While access and security concerns continue to prevent electronic banking from fully taking off in the Philippines, a top executive of the United Coconut Planters Bank (UCPB) noted that the value and volume of e-banking transactions have grown steadily over the past three years.
E-banking is defined by the Bangko Sentral ng Pilipinas (BSP) — the country’s central bank — as a system that enables bank clients to avail themselves of the bank’s products and services through the use of the Internet or a telephone.
Through e-banking, carriers are able to provide clients with more extensive access to diverse financial products, services and offerings.
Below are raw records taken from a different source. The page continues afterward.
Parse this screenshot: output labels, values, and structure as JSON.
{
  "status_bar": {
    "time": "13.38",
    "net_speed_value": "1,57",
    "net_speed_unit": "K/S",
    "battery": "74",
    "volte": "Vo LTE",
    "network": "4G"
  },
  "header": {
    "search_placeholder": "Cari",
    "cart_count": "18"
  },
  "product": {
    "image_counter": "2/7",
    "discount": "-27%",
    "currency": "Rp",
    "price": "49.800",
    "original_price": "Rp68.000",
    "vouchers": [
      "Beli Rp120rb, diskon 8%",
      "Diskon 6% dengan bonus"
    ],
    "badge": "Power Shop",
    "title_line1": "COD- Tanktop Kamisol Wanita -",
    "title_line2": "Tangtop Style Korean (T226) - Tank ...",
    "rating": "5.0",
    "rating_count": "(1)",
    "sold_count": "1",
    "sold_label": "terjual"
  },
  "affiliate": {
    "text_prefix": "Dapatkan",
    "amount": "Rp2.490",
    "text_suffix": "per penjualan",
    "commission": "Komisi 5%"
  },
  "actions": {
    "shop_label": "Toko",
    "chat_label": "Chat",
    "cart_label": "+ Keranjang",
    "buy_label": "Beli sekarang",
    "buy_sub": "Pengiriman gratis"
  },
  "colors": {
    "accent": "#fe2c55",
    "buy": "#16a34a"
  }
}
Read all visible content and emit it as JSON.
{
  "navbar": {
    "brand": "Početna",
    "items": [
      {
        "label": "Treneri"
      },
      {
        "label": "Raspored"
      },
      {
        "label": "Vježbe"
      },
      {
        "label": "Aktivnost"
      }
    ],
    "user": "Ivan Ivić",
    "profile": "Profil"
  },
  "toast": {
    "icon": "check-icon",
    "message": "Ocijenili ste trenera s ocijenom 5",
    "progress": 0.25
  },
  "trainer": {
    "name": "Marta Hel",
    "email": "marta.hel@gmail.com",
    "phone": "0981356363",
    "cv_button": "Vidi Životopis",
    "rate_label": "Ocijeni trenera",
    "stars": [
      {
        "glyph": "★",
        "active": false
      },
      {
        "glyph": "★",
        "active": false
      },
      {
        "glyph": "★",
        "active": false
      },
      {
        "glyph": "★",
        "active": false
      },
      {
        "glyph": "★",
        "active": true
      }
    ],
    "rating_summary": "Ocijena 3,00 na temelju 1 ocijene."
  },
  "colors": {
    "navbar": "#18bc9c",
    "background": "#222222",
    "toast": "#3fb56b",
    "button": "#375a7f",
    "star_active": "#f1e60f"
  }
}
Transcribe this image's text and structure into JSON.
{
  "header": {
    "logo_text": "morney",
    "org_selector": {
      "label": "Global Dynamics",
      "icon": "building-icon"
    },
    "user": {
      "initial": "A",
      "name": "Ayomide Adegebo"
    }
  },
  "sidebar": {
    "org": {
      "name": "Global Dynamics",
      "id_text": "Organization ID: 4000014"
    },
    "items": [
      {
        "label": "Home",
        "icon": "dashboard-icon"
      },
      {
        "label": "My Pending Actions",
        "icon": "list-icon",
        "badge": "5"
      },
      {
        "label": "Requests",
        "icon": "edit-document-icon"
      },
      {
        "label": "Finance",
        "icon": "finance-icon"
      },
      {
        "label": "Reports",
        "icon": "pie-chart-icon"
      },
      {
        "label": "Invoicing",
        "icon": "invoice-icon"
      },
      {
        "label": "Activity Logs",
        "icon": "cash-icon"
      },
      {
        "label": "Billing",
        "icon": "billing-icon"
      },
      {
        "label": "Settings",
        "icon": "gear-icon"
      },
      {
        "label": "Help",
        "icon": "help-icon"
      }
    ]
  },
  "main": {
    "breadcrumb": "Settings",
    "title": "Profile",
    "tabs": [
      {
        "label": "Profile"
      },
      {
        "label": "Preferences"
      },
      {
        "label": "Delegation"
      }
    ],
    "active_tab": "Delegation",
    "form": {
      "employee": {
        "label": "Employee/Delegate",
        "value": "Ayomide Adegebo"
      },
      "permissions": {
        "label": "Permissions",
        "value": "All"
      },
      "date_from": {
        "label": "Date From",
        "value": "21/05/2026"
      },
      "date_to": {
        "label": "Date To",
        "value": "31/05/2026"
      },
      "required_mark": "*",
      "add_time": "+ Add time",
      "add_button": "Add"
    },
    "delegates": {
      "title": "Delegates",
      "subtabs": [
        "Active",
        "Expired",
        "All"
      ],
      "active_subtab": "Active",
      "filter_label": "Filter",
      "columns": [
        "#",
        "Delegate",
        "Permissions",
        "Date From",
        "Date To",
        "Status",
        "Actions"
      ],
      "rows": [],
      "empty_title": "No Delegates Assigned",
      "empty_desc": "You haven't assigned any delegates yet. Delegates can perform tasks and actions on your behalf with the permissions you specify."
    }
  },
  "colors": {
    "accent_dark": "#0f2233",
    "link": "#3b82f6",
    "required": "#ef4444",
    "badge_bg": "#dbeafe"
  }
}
For the banks, the benefits include greater service efficiency and growth while cutting down information and transaction costs.
UCPB vice president Margarita Lopez told Computerworld Philippines that the stable increase in transactions reflect the growing acceptance of e-banking among bank customers as a secure, reliable and convenient delivery channel for accessing bank services.
For the first nine months of 2004, the total value of customer transactions through e-banking facilities has already reached 5.32 billion pesos (US$95 million), a 66 per cent increase from last year’s 3.19 billion pesos.
“This is a significant and exciting development because it indicates that bank clients have already reached a higher degree of sophistication and are ready for more e-banking offerings,” said Lopez.
Recent studies from research firm ACNielsen also showed that of the one million regular Internet users in the country today, 23 per cent are now performing e-banking transactions.
Data obtained from the BSP showed that the number of banks with e-banking permits grew to 42 during the first semester of the year from only 30 last year.
Of these 42 banks, 27 provide Internet banking services. Twenty-four of these are universal and commercial banks, while three are thrift banks.
The Bank of the Philippine Islands, Union Bank of the Philippines, Metropolitan Bank and Trust Co., Equitable-PCI Bank, and Citibank NA are just some of the banks that offer electronic banking. Preferred Channel
Although the bulk of UCPB’s e-banking transactions is still done over the telephone, Lopez noted that in a few years time, marked changes may emerge in the way banks provide financial services as well as the way clients conduct their businesses. “The Internet is quickly catching up as the preferred e-banking channel,” claimed Lopez.
UCPB Telebanking, the bank’s telephone banking service, posted its highest usage record so far during the first nine months of the year with 1.1 million transactions valued at 4.1 billion pesos.
Similarly, the use of Short Messaging System (SMS), better known as texting, through mobile phones is also growing in popularity among bank clients. Mobile phones have become a major payment instrument that now rivals the more established credit and debit cards.
Likewise, the government has also started to recognize the value of e-banking for improving the efficiency of its financial transactions with the public as more and more agencies start to automate their payment systems with the use of various e-banking models. Government agencies that have already taken the e-banking route include the Bureau of Internal Revenue, Bureau of Customs and the Security and Exchange Commission.
ACNielsen also pointed out that the increase in e-banking transactions can also help develop other Internet activities such as online shopping.
“Once people become comfortable doing their banking online, it becomes a small step to try out other Internet activities like online shopping,” said ACNielsen Philippines’ information chief Elena “Bing” Van Tooren.